**** Supplied records

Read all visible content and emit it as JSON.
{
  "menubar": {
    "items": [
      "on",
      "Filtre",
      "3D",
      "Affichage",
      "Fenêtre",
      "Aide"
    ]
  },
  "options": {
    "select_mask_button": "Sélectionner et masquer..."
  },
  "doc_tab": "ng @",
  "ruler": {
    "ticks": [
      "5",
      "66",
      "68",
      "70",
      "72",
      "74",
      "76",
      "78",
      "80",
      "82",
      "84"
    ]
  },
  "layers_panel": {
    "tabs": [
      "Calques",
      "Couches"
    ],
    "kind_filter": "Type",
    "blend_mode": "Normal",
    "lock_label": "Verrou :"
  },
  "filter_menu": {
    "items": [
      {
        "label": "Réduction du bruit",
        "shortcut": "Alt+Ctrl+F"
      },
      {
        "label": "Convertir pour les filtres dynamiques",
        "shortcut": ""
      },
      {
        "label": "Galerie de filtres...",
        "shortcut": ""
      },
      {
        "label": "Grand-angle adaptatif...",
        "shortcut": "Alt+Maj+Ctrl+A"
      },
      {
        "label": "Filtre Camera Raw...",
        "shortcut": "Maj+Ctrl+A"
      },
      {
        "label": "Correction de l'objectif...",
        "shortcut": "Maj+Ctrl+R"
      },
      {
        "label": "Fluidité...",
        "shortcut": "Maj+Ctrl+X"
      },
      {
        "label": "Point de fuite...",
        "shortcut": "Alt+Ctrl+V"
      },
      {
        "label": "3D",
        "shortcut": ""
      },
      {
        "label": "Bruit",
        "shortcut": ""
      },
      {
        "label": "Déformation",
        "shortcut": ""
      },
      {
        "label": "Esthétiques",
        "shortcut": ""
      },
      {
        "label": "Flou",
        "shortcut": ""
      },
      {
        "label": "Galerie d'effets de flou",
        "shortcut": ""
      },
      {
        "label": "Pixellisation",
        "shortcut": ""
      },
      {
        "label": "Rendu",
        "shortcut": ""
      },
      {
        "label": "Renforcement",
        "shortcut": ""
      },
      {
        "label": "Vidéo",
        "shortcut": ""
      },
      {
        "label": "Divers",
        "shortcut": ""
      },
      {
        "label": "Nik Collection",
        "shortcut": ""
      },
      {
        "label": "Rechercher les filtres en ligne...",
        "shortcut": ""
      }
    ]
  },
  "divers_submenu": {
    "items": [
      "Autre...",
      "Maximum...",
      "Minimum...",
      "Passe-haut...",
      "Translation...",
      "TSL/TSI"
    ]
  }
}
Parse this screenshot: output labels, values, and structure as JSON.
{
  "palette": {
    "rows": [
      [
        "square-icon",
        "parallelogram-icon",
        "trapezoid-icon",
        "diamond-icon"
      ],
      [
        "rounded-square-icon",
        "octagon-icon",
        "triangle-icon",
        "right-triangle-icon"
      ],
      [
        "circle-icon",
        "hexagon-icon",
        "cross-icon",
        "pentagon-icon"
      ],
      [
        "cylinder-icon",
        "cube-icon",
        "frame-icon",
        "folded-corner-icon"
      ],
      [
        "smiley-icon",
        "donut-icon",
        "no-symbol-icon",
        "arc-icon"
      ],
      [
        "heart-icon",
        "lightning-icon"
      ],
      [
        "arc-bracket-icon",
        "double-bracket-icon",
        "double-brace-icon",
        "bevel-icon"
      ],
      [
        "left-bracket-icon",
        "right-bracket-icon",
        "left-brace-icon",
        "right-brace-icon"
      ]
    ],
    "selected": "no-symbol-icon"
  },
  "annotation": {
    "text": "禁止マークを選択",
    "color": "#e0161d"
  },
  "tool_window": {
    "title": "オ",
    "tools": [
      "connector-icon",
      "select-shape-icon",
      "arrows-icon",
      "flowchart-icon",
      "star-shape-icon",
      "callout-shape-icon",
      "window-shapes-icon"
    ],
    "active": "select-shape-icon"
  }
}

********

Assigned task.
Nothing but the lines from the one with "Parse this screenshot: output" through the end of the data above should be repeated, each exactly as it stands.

Exercise result.
Parse this screenshot: output labels, values, and structure as JSON.
{
  "palette": {
    "rows": [
      [
        "square-icon",
        "parallelogram-icon",
        "trapezoid-icon",
        "diamond-icon"
      ],
      [
        "rounded-square-icon",
        "octagon-icon",
        "triangle-icon",
        "right-triangle-icon"
      ],
      [
        "circle-icon",
        "hexagon-icon",
        "cross-icon",
        "pentagon-icon"
      ],
      [
        "cylinder-icon",
        "cube-icon",
        "frame-icon",
        "folded-corner-icon"
      ],
      [
        "smiley-icon",
        "donut-icon",
        "no-symbol-icon",
        "arc-icon"
      ],
      [
        "heart-icon",
        "lightning-icon"
      ],
      [
        "arc-bracket-icon",
        "double-bracket-icon",
        "double-brace-icon",
        "bevel-icon"
      ],
      [
        "left-bracket-icon",
        "right-bracket-icon",
        "left-brace-icon",
        "right-brace-icon"
      ]
    ],
    "selected": "no-symbol-icon"
  },
  "annotation": {
    "text": "禁止マークを選択",
    "color": "#e0161d"
  },
  "tool_window": {
    "title": "オ",
    "tools": [
      "connector-icon",
      "select-shape-icon",
      "arrows-icon",
      "flowchart-icon",
      "star-shape-icon",
      "callout-shape-icon",
      "window-shapes-icon"
    ],
    "active": "select-shape-icon"
  }
}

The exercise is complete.